[Items from an interface collection]
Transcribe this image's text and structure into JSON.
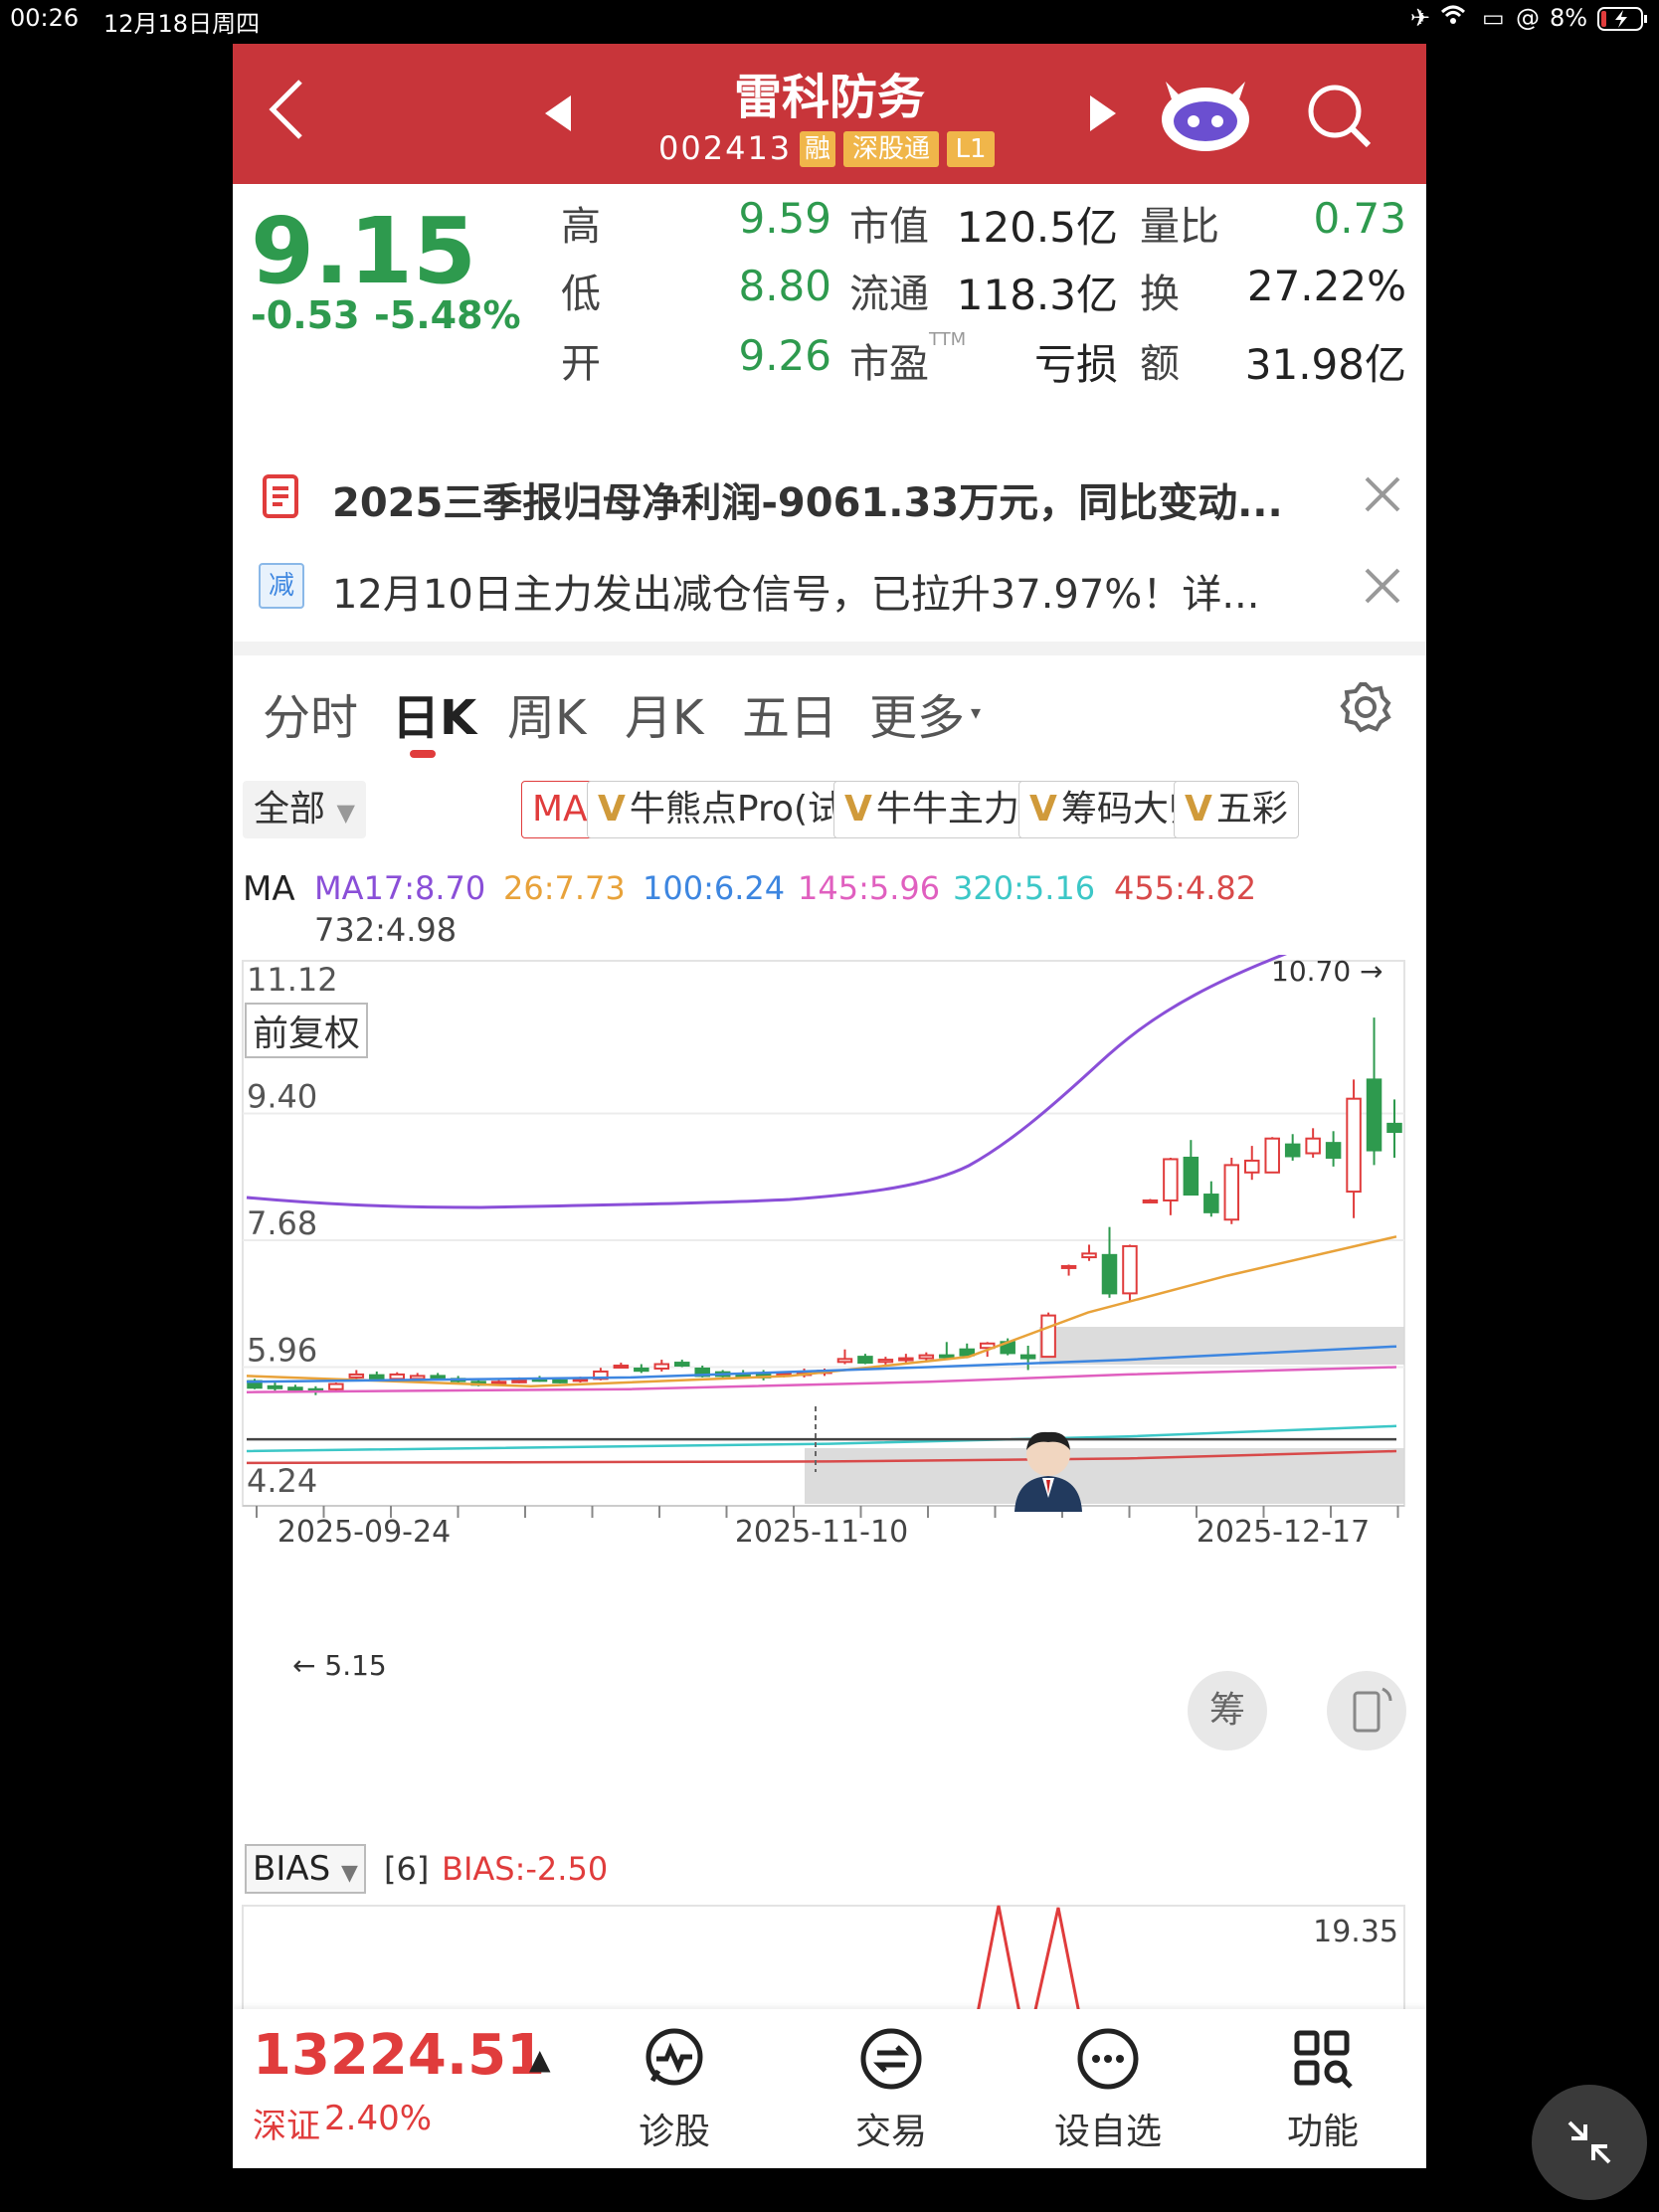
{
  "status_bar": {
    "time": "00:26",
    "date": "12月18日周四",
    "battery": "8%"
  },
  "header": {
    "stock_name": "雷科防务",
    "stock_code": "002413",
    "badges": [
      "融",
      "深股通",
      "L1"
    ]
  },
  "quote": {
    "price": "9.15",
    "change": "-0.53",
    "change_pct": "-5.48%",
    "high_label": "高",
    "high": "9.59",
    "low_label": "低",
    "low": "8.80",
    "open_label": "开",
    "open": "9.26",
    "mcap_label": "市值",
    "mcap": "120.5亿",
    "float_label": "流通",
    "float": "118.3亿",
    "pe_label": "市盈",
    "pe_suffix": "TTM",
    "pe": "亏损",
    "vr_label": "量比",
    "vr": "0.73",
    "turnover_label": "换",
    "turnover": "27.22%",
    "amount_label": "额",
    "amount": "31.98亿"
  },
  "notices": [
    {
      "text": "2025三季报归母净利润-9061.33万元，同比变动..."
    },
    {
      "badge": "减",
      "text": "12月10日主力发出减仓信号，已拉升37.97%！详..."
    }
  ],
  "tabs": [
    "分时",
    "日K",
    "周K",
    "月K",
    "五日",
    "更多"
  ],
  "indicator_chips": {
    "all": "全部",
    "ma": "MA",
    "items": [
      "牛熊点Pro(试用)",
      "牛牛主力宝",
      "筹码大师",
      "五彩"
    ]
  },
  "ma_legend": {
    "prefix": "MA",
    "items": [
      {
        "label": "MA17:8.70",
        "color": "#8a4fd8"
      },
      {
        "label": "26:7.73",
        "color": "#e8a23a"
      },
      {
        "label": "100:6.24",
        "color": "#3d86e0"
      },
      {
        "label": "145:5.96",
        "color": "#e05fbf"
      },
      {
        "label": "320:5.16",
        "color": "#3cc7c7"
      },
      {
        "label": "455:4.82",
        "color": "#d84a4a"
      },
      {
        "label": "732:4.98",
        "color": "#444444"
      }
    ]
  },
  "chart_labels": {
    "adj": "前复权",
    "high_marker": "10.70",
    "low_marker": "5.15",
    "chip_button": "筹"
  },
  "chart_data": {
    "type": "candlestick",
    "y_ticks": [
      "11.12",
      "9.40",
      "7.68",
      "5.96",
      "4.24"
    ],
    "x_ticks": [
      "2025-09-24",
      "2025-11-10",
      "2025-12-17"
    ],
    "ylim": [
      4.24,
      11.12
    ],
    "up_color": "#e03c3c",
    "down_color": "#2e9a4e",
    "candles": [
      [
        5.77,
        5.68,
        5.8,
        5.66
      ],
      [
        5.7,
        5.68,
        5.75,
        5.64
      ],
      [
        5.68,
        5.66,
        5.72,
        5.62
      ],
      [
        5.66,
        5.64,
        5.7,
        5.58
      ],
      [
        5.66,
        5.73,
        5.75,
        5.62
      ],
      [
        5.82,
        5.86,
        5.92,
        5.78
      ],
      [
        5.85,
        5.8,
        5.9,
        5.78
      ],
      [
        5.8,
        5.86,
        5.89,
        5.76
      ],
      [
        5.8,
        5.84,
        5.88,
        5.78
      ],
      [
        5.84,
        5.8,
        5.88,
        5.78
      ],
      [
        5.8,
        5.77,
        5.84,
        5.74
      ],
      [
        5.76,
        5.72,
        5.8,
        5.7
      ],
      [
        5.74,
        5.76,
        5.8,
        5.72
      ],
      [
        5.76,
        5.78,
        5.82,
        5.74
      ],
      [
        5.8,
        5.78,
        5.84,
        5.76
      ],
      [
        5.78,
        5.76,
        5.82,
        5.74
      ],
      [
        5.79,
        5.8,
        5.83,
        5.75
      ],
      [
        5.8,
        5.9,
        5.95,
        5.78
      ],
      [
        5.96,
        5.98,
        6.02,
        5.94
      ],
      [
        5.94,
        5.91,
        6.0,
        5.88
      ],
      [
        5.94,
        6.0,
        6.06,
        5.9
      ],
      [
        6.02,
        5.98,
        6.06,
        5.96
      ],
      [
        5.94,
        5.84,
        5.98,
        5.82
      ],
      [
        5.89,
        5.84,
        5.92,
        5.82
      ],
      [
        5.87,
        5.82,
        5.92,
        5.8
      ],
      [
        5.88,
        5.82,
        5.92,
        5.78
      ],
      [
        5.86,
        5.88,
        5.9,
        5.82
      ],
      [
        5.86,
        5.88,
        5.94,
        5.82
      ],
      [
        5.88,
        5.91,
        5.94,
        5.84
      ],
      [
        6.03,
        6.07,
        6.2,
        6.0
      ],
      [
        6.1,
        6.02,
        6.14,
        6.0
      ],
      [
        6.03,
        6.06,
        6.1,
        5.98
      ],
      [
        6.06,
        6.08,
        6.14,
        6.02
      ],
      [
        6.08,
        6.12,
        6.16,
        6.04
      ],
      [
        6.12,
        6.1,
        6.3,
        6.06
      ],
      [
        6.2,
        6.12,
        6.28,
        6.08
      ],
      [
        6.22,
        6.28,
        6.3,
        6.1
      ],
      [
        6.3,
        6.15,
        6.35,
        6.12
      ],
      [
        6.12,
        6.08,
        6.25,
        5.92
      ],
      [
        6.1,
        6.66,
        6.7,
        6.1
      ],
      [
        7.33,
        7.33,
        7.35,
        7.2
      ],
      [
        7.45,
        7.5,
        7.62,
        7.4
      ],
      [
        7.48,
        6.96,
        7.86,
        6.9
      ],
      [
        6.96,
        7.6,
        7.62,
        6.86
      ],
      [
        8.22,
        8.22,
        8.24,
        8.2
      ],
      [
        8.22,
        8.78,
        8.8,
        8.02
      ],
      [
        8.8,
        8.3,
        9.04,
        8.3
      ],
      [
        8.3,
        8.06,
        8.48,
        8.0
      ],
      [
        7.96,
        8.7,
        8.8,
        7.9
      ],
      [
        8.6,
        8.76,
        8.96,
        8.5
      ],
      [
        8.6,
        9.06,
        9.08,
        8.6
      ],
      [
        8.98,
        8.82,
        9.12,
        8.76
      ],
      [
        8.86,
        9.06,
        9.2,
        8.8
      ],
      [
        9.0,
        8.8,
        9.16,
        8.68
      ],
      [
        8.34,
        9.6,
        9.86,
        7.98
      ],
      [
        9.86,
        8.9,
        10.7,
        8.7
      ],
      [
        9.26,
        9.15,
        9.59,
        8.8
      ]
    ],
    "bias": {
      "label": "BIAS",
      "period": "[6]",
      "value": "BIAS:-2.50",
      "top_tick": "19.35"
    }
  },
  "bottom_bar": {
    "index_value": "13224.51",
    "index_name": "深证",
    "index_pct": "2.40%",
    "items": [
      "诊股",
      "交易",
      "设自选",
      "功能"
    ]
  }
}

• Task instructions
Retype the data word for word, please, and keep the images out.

• Answer box
Transcribe this image's text and structure into JSON.
{
  "status_bar": {
    "time": "00:26",
    "date": "12月18日周四",
    "battery": "8%"
  },
  "header": {
    "stock_name": "雷科防务",
    "stock_code": "002413",
    "badges": [
      "融",
      "深股通",
      "L1"
    ]
  },
  "quote": {
    "price": "9.15",
    "change": "-0.53",
    "change_pct": "-5.48%",
    "high_label": "高",
    "high": "9.59",
    "low_label": "低",
    "low": "8.80",
    "open_label": "开",
    "open": "9.26",
    "mcap_label": "市值",
    "mcap": "120.5亿",
    "float_label": "流通",
    "float": "118.3亿",
    "pe_label": "市盈",
    "pe_suffix": "TTM",
    "pe": "亏损",
    "vr_label": "量比",
    "vr": "0.73",
    "turnover_label": "换",
    "turnover": "27.22%",
    "amount_label": "额",
    "amount": "31.98亿"
  },
  "notices": [
    {
      "text": "2025三季报归母净利润-9061.33万元，同比变动..."
    },
    {
      "badge": "减",
      "text": "12月10日主力发出减仓信号，已拉升37.97%！详..."
    }
  ],
  "tabs": [
    "分时",
    "日K",
    "周K",
    "月K",
    "五日",
    "更多"
  ],
  "indicator_chips": {
    "all": "全部",
    "ma": "MA",
    "items": [
      "牛熊点Pro(试用)",
      "牛牛主力宝",
      "筹码大师",
      "五彩"
    ]
  },
  "ma_legend": {
    "prefix": "MA",
    "items": [
      {
        "label": "MA17:8.70",
        "color": "#8a4fd8"
      },
      {
        "label": "26:7.73",
        "color": "#e8a23a"
      },
      {
        "label": "100:6.24",
        "color": "#3d86e0"
      },
      {
        "label": "145:5.96",
        "color": "#e05fbf"
      },
      {
        "label": "320:5.16",
        "color": "#3cc7c7"
      },
      {
        "label": "455:4.82",
        "color": "#d84a4a"
      },
      {
        "label": "732:4.98",
        "color": "#444444"
      }
    ]
  },
  "chart_labels": {
    "adj": "前复权",
    "high_marker": "10.70",
    "low_marker": "5.15",
    "chip_button": "筹"
  },
  "chart_data": {
    "type": "candlestick",
    "y_ticks": [
      "11.12",
      "9.40",
      "7.68",
      "5.96",
      "4.24"
    ],
    "x_ticks": [
      "2025-09-24",
      "2025-11-10",
      "2025-12-17"
    ],
    "ylim": [
      4.24,
      11.12
    ],
    "up_color": "#e03c3c",
    "down_color": "#2e9a4e",
    "candles": [
      [
        5.77,
        5.68,
        5.8,
        5.66
      ],
      [
        5.7,
        5.68,
        5.75,
        5.64
      ],
      [
        5.68,
        5.66,
        5.72,
        5.62
      ],
      [
        5.66,
        5.64,
        5.7,
        5.58
      ],
      [
        5.66,
        5.73,
        5.75,
        5.62
      ],
      [
        5.82,
        5.86,
        5.92,
        5.78
      ],
      [
        5.85,
        5.8,
        5.9,
        5.78
      ],
      [
        5.8,
        5.86,
        5.89,
        5.76
      ],
      [
        5.8,
        5.84,
        5.88,
        5.78
      ],
      [
        5.84,
        5.8,
        5.88,
        5.78
      ],
      [
        5.8,
        5.77,
        5.84,
        5.74
      ],
      [
        5.76,
        5.72,
        5.8,
        5.7
      ],
      [
        5.74,
        5.76,
        5.8,
        5.72
      ],
      [
        5.76,
        5.78,
        5.82,
        5.74
      ],
      [
        5.8,
        5.78,
        5.84,
        5.76
      ],
      [
        5.78,
        5.76,
        5.82,
        5.74
      ],
      [
        5.79,
        5.8,
        5.83,
        5.75
      ],
      [
        5.8,
        5.9,
        5.95,
        5.78
      ],
      [
        5.96,
        5.98,
        6.02,
        5.94
      ],
      [
        5.94,
        5.91,
        6.0,
        5.88
      ],
      [
        5.94,
        6.0,
        6.06,
        5.9
      ],
      [
        6.02,
        5.98,
        6.06,
        5.96
      ],
      [
        5.94,
        5.84,
        5.98,
        5.82
      ],
      [
        5.89,
        5.84,
        5.92,
        5.82
      ],
      [
        5.87,
        5.82,
        5.92,
        5.8
      ],
      [
        5.88,
        5.82,
        5.92,
        5.78
      ],
      [
        5.86,
        5.88,
        5.9,
        5.82
      ],
      [
        5.86,
        5.88,
        5.94,
        5.82
      ],
      [
        5.88,
        5.91,
        5.94,
        5.84
      ],
      [
        6.03,
        6.07,
        6.2,
        6.0
      ],
      [
        6.1,
        6.02,
        6.14,
        6.0
      ],
      [
        6.03,
        6.06,
        6.1,
        5.98
      ],
      [
        6.06,
        6.08,
        6.14,
        6.02
      ],
      [
        6.08,
        6.12,
        6.16,
        6.04
      ],
      [
        6.12,
        6.1,
        6.3,
        6.06
      ],
      [
        6.2,
        6.12,
        6.28,
        6.08
      ],
      [
        6.22,
        6.28,
        6.3,
        6.1
      ],
      [
        6.3,
        6.15,
        6.35,
        6.12
      ],
      [
        6.12,
        6.08,
        6.25,
        5.92
      ],
      [
        6.1,
        6.66,
        6.7,
        6.1
      ],
      [
        7.33,
        7.33,
        7.35,
        7.2
      ],
      [
        7.45,
        7.5,
        7.62,
        7.4
      ],
      [
        7.48,
        6.96,
        7.86,
        6.9
      ],
      [
        6.96,
        7.6,
        7.62,
        6.86
      ],
      [
        8.22,
        8.22,
        8.24,
        8.2
      ],
      [
        8.22,
        8.78,
        8.8,
        8.02
      ],
      [
        8.8,
        8.3,
        9.04,
        8.3
      ],
      [
        8.3,
        8.06,
        8.48,
        8.0
      ],
      [
        7.96,
        8.7,
        8.8,
        7.9
      ],
      [
        8.6,
        8.76,
        8.96,
        8.5
      ],
      [
        8.6,
        9.06,
        9.08,
        8.6
      ],
      [
        8.98,
        8.82,
        9.12,
        8.76
      ],
      [
        8.86,
        9.06,
        9.2,
        8.8
      ],
      [
        9.0,
        8.8,
        9.16,
        8.68
      ],
      [
        8.34,
        9.6,
        9.86,
        7.98
      ],
      [
        9.86,
        8.9,
        10.7,
        8.7
      ],
      [
        9.26,
        9.15,
        9.59,
        8.8
      ]
    ],
    "bias": {
      "label": "BIAS",
      "period": "[6]",
      "value": "BIAS:-2.50",
      "top_tick": "19.35"
    }
  },
  "bottom_bar": {
    "index_value": "13224.51",
    "index_name": "深证",
    "index_pct": "2.40%",
    "items": [
      "诊股",
      "交易",
      "设自选",
      "功能"
    ]
  }
}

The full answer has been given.